I would like the following feedback (and will offer the same to you if you post an excerpt for me to read in the comments):
• If it is the first few paragraphs of a novel – as it is (again) today – tell me if it "hooks" you enough to make you want to keep reading, or not. If yes, why? If no, why not?
• What else (if anything) works for you, and why?
• What doesn’t work for you (if something doesn't) and why?
If you would like the same feedback, please post your brief excerpt at the end of your comment (and tell me what it is -- e.g. opening to a novel, short story, poem, etc...). Please post no more than 3 -5 paragraphs, 5 if they're short, 3 if they are long. If there's more, I will only read the first 3 -5 paragraphs. If the comment gets too long, feel free to reply in two separate comments. If you are a student from a particular class, please identify yourself as such. If not, let me know how you found me.
Today, I am posting the opening paragraphs from another WIP (Work In Progress) of mine called In Sight of Stars. The audience is Upper YA (16+). Because it is an opening chapter, the main question is, does it hook you? And there is a curse in it, so if that offends you, stop reading now. :)
If you're here, thanks for participating. Can't wait to read your stuff.
My dad and I are walking through Soho. The day is bright and brisk. As we talk, our breath puffs out in front of us like steam from the street vents.
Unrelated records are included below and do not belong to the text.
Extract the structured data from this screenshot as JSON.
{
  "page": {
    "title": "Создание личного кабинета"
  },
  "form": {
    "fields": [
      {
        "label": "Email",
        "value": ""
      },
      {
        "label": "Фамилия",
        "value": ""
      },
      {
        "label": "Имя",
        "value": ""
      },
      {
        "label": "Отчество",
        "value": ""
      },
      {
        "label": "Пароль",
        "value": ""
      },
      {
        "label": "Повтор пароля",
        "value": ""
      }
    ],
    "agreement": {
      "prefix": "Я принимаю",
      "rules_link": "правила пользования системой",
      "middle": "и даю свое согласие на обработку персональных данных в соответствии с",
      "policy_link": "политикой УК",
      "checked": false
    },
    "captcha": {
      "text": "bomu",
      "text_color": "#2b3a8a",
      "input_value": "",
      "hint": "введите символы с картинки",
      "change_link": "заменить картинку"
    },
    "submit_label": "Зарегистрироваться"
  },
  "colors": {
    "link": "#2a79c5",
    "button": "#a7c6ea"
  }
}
Sarah is there with me. The sky turns dusky gray; the Empire State building towers ahead in pink-red glory. Dad laughs at something, and Sarah takes my hand.
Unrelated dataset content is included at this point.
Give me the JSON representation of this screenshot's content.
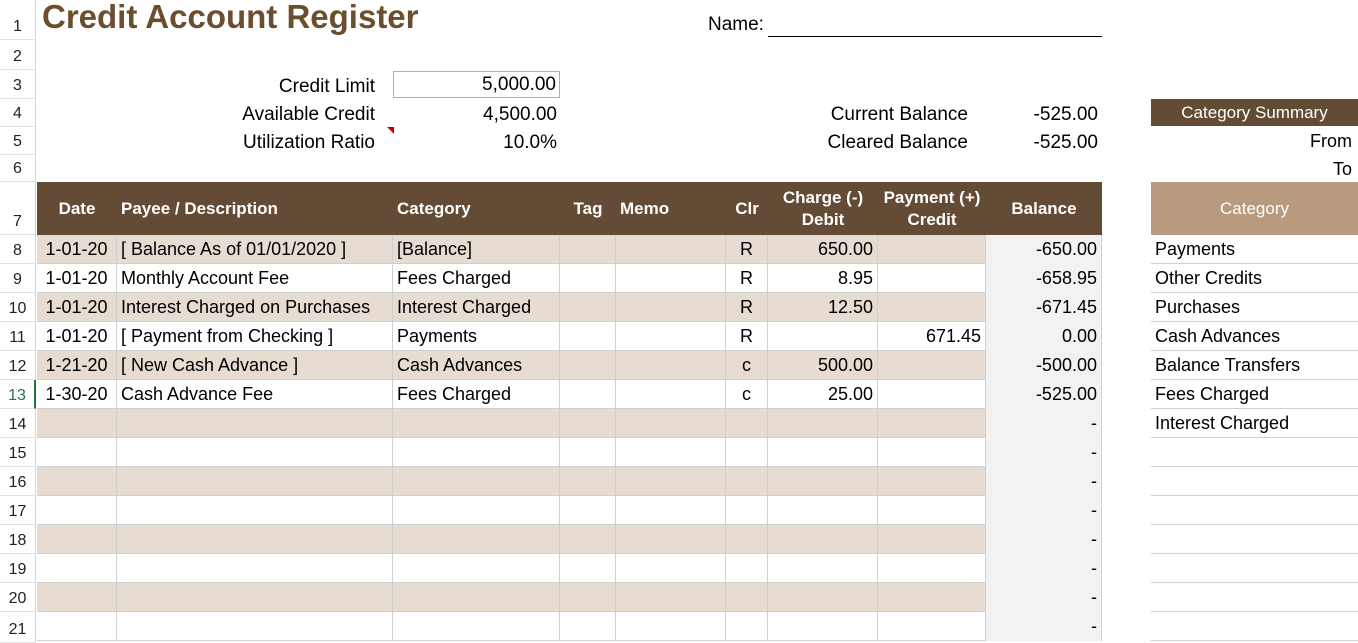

Except, no. That’s not right. We’re not in Soho.
And Dad’s not there.
No one is there.
I scratch my ear.
“Try not to do that,” she says.
I look up. The woman is still there.
Middle aged. Dark, frizzy hair. A little overweight.
No, that’s not right either. Alvarez.
Art, I say, I met Sarah in art class. Is that what you asked me? I seriously can’t get my thoughts to collect.
Dr. Alvarez nods and I stare at the print on her wall. It’s a Van Gogh. Daubigny’s Garden. 1890. I think that’s why I’m willing to talk at all. Because of that print on her wall. If it had been anything else – a Monet, a Renoir – forget it. But it’s a Van Gogh, so there’s hope then.
“Tell me more about that,” she says.
I pull at my ear again. I try not to, but it itches.
My eyes go back to the print. The frame is wrong, too modern, and matted. You don’t really matte a Van Gogh. His paintings are expansive. The color should go right to the frame. I close my eyes and breathe. My throat feels too choked to swallow.